• [Source information]:

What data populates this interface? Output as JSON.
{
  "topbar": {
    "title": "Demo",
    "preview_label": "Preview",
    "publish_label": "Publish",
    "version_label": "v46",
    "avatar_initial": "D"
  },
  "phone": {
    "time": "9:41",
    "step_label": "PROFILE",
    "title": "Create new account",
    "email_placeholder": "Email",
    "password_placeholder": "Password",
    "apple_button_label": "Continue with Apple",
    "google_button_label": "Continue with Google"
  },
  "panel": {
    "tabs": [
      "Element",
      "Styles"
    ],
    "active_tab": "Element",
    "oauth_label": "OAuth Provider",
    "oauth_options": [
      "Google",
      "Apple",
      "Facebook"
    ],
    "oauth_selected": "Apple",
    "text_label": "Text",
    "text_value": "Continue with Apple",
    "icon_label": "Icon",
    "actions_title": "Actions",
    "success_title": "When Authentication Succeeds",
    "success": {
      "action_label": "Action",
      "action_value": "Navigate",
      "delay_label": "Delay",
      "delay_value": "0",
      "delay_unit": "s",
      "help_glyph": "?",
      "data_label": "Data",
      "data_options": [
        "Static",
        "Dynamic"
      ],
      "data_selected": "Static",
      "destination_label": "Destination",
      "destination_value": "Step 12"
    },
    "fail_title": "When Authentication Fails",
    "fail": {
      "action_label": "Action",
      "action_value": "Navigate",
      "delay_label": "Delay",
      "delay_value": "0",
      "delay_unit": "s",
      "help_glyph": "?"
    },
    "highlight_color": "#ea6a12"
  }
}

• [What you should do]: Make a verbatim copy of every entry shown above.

• [Answer to the problem]:
What data populates this interface? Output as JSON.
{
  "topbar": {
    "title": "Demo",
    "preview_label": "Preview",
    "publish_label": "Publish",
    "version_label": "v46",
    "avatar_initial": "D"
  },
  "phone": {
    "time": "9:41",
    "step_label": "PROFILE",
    "title": "Create new account",
    "email_placeholder": "Email",
    "password_placeholder": "Password",
    "apple_button_label": "Continue with Apple",
    "google_button_label": "Continue with Google"
  },
  "panel": {
    "tabs": [
      "Element",
      "Styles"
    ],
    "active_tab": "Element",
    "oauth_label": "OAuth Provider",
    "oauth_options": [
      "Google",
      "Apple",
      "Facebook"
    ],
    "oauth_selected": "Apple",
    "text_label": "Text",
    "text_value": "Continue with Apple",
    "icon_label": "Icon",
    "actions_title": "Actions",
    "success_title": "When Authentication Succeeds",
    "success": {
      "action_label": "Action",
      "action_value": "Navigate",
      "delay_label": "Delay",
      "delay_value": "0",
      "delay_unit": "s",
      "help_glyph": "?",
      "data_label": "Data",
      "data_options": [
        "Static",
        "Dynamic"
      ],
      "data_selected": "Static",
      "destination_label": "Destination",
      "destination_value": "Step 12"
    },
    "fail_title": "When Authentication Fails",
    "fail": {
      "action_label": "Action",
      "action_value": "Navigate",
      "delay_label": "Delay",
      "delay_value": "0",
      "delay_unit": "s",
      "help_glyph": "?"
    },
    "highlight_color": "#ea6a12"
  }
}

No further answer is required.